Here is the whole batch painted with Mr. Color 4BO and sealed.

Another group shot after weathering.  I tried out various weathering combinations using oils, washes, and pigments.  This was a good chance to experiment, no two are done the same way.



Dragon Kfz.18 Einheits Horch 4×4 Type 1a in 1/72 Scale

Dragon calls this one a “Heavy Uniform Personnel Vehicle Type 40”.  The Germans tried to standardize their automotive transport during WWII, this was a Schwerer Einheits PKW (heavy standard passenger car) produced by Horch, the Kfz. 18.  There were many specialized variations of this vehicle and I am no expert, but I have no idea why Dragon doesn’t just call it a Horch personnel car.  Maybe a copyright issue of some kind.

All the confusing designations aside, this is a nice kit and a fun build.  The main body is a single piece wonder of slide mold technology and the smaller parts are added to this to build up the model.  These were packaged two to a box and were frequently discounted, so I’ve built a few.  I find these types of vehicles are useful to pose along with aircraft to give a sense of scale or to use in dioramas with other vehicles so they are handy to have around.























Dragon Sd. Kfz, 186 Jagdtiger in 1/72 Scale

Germany had a policy of also designing a tank destroyer version of their new tank projects.  These vehicles lacked a rotating turret, but generally featured improved armor and a heavier gun while also being less expensive to produce.  Even the mighty King Tiger design was adapted as the Jagdtiger, featuring a 128 mm main gun and frontal armor 250 mm (10 inches) thick.

Dragon’s Jagdtiger kit is easy to assemble and features their famous DS track, which reacts well to standard model glues and paints.  The complex interleaved suspension is fully duplicated, and much of the construction time is spent building this up.  The Jagdtiger was a huge vehicle, and this is one big model.















Dragon Sturmtiger in 1/72 Scale

Dragon’s Sturmtiger, another early release with a metal hull.  While these are a little more difficult in some ways, I have to admit I find the extra weight pleasing.  This one included brass covers for the exhausts.  The hooks on the upper hull were much too thick and were replaced with brass bar stock.  My second attempt at Zimmerit, a little finer this time.  One advantage with using Mr. Surfacer for this is that any unsatisfactory areas can be erased with lacquer thinner and re-textured.















Dragon King Tiger (Porsche Turret) in 1/72 Scale

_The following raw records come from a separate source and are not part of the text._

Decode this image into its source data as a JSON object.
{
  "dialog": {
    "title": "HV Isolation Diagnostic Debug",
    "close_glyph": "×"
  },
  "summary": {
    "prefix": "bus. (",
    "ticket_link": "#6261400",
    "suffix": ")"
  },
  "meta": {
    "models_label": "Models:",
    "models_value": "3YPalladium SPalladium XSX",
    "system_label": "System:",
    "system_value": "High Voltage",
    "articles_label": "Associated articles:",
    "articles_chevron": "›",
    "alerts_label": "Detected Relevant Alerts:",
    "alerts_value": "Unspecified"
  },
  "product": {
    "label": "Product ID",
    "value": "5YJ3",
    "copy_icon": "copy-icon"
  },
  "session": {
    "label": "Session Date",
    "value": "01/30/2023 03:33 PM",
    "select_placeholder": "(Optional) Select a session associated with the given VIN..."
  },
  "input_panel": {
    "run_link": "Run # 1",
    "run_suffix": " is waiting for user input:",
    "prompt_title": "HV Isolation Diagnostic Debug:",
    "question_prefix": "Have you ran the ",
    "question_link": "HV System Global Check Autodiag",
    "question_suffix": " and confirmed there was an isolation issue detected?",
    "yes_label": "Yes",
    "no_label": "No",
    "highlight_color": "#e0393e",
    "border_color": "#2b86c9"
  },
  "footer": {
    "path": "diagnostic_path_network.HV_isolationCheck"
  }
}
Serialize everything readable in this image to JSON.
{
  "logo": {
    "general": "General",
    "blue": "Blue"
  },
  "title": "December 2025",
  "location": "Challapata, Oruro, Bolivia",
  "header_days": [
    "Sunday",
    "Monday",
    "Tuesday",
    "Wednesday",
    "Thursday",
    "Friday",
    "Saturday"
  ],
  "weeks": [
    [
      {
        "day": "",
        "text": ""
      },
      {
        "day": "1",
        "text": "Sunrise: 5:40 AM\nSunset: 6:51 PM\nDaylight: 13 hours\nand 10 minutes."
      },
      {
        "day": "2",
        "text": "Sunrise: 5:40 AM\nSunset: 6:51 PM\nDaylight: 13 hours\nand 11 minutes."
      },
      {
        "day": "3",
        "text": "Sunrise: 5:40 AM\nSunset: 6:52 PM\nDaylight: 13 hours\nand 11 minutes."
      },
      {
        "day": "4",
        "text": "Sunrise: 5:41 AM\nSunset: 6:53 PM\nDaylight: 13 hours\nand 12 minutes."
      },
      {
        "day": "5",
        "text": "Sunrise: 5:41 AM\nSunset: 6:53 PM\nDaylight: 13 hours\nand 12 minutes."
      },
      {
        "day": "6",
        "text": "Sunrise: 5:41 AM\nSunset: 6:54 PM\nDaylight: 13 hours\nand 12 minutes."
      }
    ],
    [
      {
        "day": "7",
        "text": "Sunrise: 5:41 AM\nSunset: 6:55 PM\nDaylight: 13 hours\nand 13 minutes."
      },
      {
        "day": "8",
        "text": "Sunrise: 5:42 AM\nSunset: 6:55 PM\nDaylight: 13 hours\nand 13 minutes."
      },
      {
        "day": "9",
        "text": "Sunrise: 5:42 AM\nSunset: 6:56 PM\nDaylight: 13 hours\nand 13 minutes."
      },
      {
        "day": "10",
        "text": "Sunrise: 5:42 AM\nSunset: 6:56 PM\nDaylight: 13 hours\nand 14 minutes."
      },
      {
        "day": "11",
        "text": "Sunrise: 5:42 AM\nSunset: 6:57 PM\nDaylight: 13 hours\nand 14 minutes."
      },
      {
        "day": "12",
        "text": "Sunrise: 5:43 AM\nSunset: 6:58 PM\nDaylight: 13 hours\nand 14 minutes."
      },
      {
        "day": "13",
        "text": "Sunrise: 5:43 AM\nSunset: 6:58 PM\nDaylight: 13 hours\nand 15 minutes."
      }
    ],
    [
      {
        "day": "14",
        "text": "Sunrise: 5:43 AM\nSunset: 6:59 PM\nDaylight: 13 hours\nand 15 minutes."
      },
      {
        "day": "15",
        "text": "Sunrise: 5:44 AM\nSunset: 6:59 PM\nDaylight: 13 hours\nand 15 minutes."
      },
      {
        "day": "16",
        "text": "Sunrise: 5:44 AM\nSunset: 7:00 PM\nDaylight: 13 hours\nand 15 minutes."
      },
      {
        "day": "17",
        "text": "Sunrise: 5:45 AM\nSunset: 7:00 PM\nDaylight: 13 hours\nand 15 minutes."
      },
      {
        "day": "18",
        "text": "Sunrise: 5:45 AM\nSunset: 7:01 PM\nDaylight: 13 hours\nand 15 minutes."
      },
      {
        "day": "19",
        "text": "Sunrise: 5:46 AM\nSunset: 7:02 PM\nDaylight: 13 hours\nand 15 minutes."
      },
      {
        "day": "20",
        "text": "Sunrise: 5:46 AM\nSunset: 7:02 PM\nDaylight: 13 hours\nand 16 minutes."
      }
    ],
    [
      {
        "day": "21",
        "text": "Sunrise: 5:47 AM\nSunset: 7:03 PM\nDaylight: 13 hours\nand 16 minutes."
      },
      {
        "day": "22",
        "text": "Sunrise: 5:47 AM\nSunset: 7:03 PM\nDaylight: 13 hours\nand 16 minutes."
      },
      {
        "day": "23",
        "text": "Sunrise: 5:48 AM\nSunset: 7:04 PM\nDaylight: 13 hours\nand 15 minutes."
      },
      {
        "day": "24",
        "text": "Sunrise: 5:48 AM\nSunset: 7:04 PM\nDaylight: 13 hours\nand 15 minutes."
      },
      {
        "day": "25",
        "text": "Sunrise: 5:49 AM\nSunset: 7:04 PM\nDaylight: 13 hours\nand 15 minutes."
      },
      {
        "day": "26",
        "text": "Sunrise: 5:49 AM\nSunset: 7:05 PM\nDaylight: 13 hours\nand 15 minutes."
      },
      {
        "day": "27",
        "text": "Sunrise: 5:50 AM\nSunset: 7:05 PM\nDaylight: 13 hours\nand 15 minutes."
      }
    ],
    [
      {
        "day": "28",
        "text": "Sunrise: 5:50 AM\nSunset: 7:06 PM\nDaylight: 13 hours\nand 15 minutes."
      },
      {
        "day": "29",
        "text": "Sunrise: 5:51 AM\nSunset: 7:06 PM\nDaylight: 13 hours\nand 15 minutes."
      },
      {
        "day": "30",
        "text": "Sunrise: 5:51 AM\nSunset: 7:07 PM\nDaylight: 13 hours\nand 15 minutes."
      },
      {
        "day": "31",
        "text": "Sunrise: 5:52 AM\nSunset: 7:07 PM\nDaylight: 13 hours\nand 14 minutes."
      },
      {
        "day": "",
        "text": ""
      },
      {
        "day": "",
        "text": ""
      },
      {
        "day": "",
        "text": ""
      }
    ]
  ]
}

Another Dragon King Tiger, this one with the Porsche turret.  This is an early boxing, the hull pieces are metal.  These fit together fine but required superglue to attach the other pieces and increased the challenges with drilling and filing.  Only fifty Porsche turret King Tigers were produced and all of them carried Zimmerit.  This was my first attempt at reproducing the Zimmerit finish, I used Mr. Surfacer and a #11 Exacto knife blade with the tip clipped off.  I left off the mud skirts and finished it to match a Claes Sundin profile.  Another nice kit with no surprises.